transitional provision which enables second persons to continue to prosecute outstanding
Nycomed Canada Inc. and Nycomed GMBH v. Novopharm and the Minister of Health, 2008 FC 313.
subsection 6(5) motions. On the one hand, the generic industry asked that the provision
be expanded to cover not only existing subsection 6(5) motions but any motions brought
in the future within ongoing prohibition proceedings. On the other, the innovative
industry asked that the provision be eliminated in its entirety, thereby preventing ongoing
motions from being prosecuted to completion. The Government examined these
competing requests and found that eighty-one (81) ongoing proceedings involving thirty-
five (35) drugs would benefit if the provision were expanded in the manner sought by the
generic sector, and eight (8) motions involving three (3) drugs would be prejudiced if it
were eliminated. While compelling arguments were advanced on both sides of the
debate, the Government ultimately concluded that the approach taken at pre-publication
was most consistent with its overall policy objectives and fairest to the collective interests
of all stakeholders.
Benefits and Costs
By clarifying the Government’s original intention that grandfathered patents
should continue to be eligible for the special protection provided by the PM(NOC)
Regulations, the Regulations reaffirm the stability, predictability and competitiveness of
Canada’s pharmaceutical patent regime. They also reduce the risk of further potential
litigation on this issue. Innovative and generic pharmaceutical companies will thus be
spared the associated legal costs of such litigation, and the courts the burden of its
Following pre-publication of the Regulations in Part I of the Canada Gazette,
suggestions were made in various media articles that the proposed changes would allow
innovative pharmaceutical companies to reinstitute evergreening strategies and delay the
market entry of lower-cost generic versions of several top-selling drugs, costing
consumers and taxpayers tens of millions of dollars annually.
These claims prompted health authorities in some Provinces to express concern
over the impact of the proposed changes on drug expenditures. In response, federal
officials at Health Canada and Industry Canada contacted their counterparts in these
Provinces to clarify a number of points. Most importantly, federal officials offered
reassurance that evergreening was no longer possible under the PM(NOC) Regulations as
a result of the 2006 amendments which “freeze” the patent register as of the date the
generic drug company files its regulatory submission with the Minister. Federal officials
also explained that the proposed transitional measures would further ensure that patents
added to the register as a result of the Regulations do not impede the market entry of any
generic drug for which a regulatory submission is already on file.

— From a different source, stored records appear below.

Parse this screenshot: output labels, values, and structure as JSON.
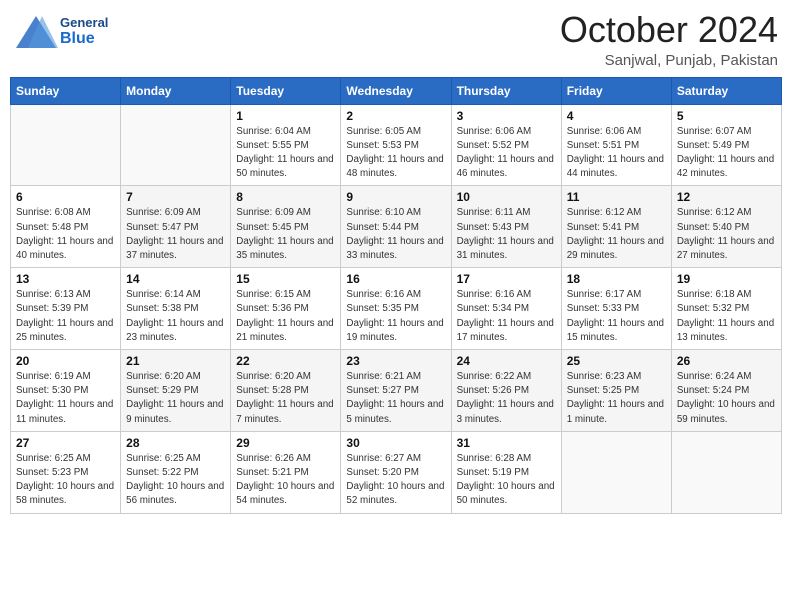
{
  "header": {
    "logo": {
      "line1": "General",
      "line2": "Blue"
    },
    "title": "October 2024",
    "subtitle": "Sanjwal, Punjab, Pakistan"
  },
  "weekdays": [
    "Sunday",
    "Monday",
    "Tuesday",
    "Wednesday",
    "Thursday",
    "Friday",
    "Saturday"
  ],
  "weeks": [
    {
      "days": [
        {
          "num": "",
          "info": ""
        },
        {
          "num": "",
          "info": ""
        },
        {
          "num": "1",
          "info": "Sunrise: 6:04 AM\nSunset: 5:55 PM\nDaylight: 11 hours and 50 minutes."
        },
        {
          "num": "2",
          "info": "Sunrise: 6:05 AM\nSunset: 5:53 PM\nDaylight: 11 hours and 48 minutes."
        },
        {
          "num": "3",
          "info": "Sunrise: 6:06 AM\nSunset: 5:52 PM\nDaylight: 11 hours and 46 minutes."
        },
        {
          "num": "4",
          "info": "Sunrise: 6:06 AM\nSunset: 5:51 PM\nDaylight: 11 hours and 44 minutes."
        },
        {
          "num": "5",
          "info": "Sunrise: 6:07 AM\nSunset: 5:49 PM\nDaylight: 11 hours and 42 minutes."
        }
      ]
    },
    {
      "days": [
        {
          "num": "6",
          "info": "Sunrise: 6:08 AM\nSunset: 5:48 PM\nDaylight: 11 hours and 40 minutes."
        },
        {
          "num": "7",
          "info": "Sunrise: 6:09 AM\nSunset: 5:47 PM\nDaylight: 11 hours and 37 minutes."
        },
        {
          "num": "8",
          "info": "Sunrise: 6:09 AM\nSunset: 5:45 PM\nDaylight: 11 hours and 35 minutes."
        },
        {
          "num": "9",
          "info": "Sunrise: 6:10 AM\nSunset: 5:44 PM\nDaylight: 11 hours and 33 minutes."
        },
        {
          "num": "10",
          "info": "Sunrise: 6:11 AM\nSunset: 5:43 PM\nDaylight: 11 hours and 31 minutes."
        },
        {
          "num": "11",
          "info": "Sunrise: 6:12 AM\nSunset: 5:41 PM\nDaylight: 11 hours and 29 minutes."
        },
        {
          "num": "12",
          "info": "Sunrise: 6:12 AM\nSunset: 5:40 PM\nDaylight: 11 hours and 27 minutes."
        }
      ]
    },
    {
      "days": [
        {
          "num": "13",
          "info": "Sunrise: 6:13 AM\nSunset: 5:39 PM\nDaylight: 11 hours and 25 minutes."
        },
        {
          "num": "14",
          "info": "Sunrise: 6:14 AM\nSunset: 5:38 PM\nDaylight: 11 hours and 23 minutes."
        },
        {
          "num": "15",
          "info": "Sunrise: 6:15 AM\nSunset: 5:36 PM\nDaylight: 11 hours and 21 minutes."
        },
        {
          "num": "16",
          "info": "Sunrise: 6:16 AM\nSunset: 5:35 PM\nDaylight: 11 hours and 19 minutes."
        },
        {
          "num": "17",
          "info": "Sunrise: 6:16 AM\nSunset: 5:34 PM\nDaylight: 11 hours and 17 minutes."
        },
        {
          "num": "18",
          "info": "Sunrise: 6:17 AM\nSunset: 5:33 PM\nDaylight: 11 hours and 15 minutes."
        },
        {
          "num": "19",
          "info": "Sunrise: 6:18 AM\nSunset: 5:32 PM\nDaylight: 11 hours and 13 minutes."
        }
      ]
    },
    {
      "days": [
        {
          "num": "20",
          "info": "Sunrise: 6:19 AM\nSunset: 5:30 PM\nDaylight: 11 hours and 11 minutes."
        },
        {
          "num": "21",
          "info": "Sunrise: 6:20 AM\nSunset: 5:29 PM\nDaylight: 11 hours and 9 minutes."
        },
        {
          "num": "22",
          "info": "Sunrise: 6:20 AM\nSunset: 5:28 PM\nDaylight: 11 hours and 7 minutes."
        },
        {
          "num": "23",
          "info": "Sunrise: 6:21 AM\nSunset: 5:27 PM\nDaylight: 11 hours and 5 minutes."
        },
        {
          "num": "24",
          "info": "Sunrise: 6:22 AM\nSunset: 5:26 PM\nDaylight: 11 hours and 3 minutes."
        },
        {
          "num": "25",
          "info": "Sunrise: 6:23 AM\nSunset: 5:25 PM\nDaylight: 11 hours and 1 minute."
        },
        {
          "num": "26",
          "info": "Sunrise: 6:24 AM\nSunset: 5:24 PM\nDaylight: 10 hours and 59 minutes."
        }
      ]
    },
    {
      "days": [
        {
          "num": "27",
          "info": "Sunrise: 6:25 AM\nSunset: 5:23 PM\nDaylight: 10 hours and 58 minutes."
        },
        {
          "num": "28",
          "info": "Sunrise: 6:25 AM\nSunset: 5:22 PM\nDaylight: 10 hours and 56 minutes."
        },
        {
          "num": "29",
          "info": "Sunrise: 6:26 AM\nSunset: 5:21 PM\nDaylight: 10 hours and 54 minutes."
        },
        {
          "num": "30",
          "info": "Sunrise: 6:27 AM\nSunset: 5:20 PM\nDaylight: 10 hours and 52 minutes."
        },
        {
          "num": "31",
          "info": "Sunrise: 6:28 AM\nSunset: 5:19 PM\nDaylight: 10 hours and 50 minutes."
        },
        {
          "num": "",
          "info": ""
        },
        {
          "num": "",
          "info": ""
        }
      ]
    }
  ]
}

Finally, federal
officials sought to provide some perspective on the issue by pointing out that currently,
only fourteen (14) patents not presently on the register would be eligible to be added to it
upon the coming into force of the Regulations.
While the short-term impact of adding these patents to the register is expected to
be modest, the Government recognizes that, by limiting the circumstances in which a
grandfathered patent can be deleted from the register, or the grounds upon which it can be
challenged in court, the Regulations may have an impact on the timing of market entry of
generic versions of some innovative drugs over the longer term. However, any attempt to
predict or quantify that impact would be highly speculative at best, given the many
variables involved, including litigation strategies, court outcomes and market behaviour.
The Government considers these unknown potential costs to be counter-balanced by the
benefits of having in place a stable and well functioning patent regime which provides the
innovative industry with continued confidence in Canada as a place to invest in research
and development and as a market in which to bring new and better products.
Compliance and Enforcement
The courts and the Minister will continue to exercise jurisdiction over issues
related to the administration of the PM(NOC) Regulations.
Marketplace Framework Policy Branch
10th Floor, East Tower,
235 Queen Street
Telephone: (613) 952-0736
Facsimile: (613) 941-8151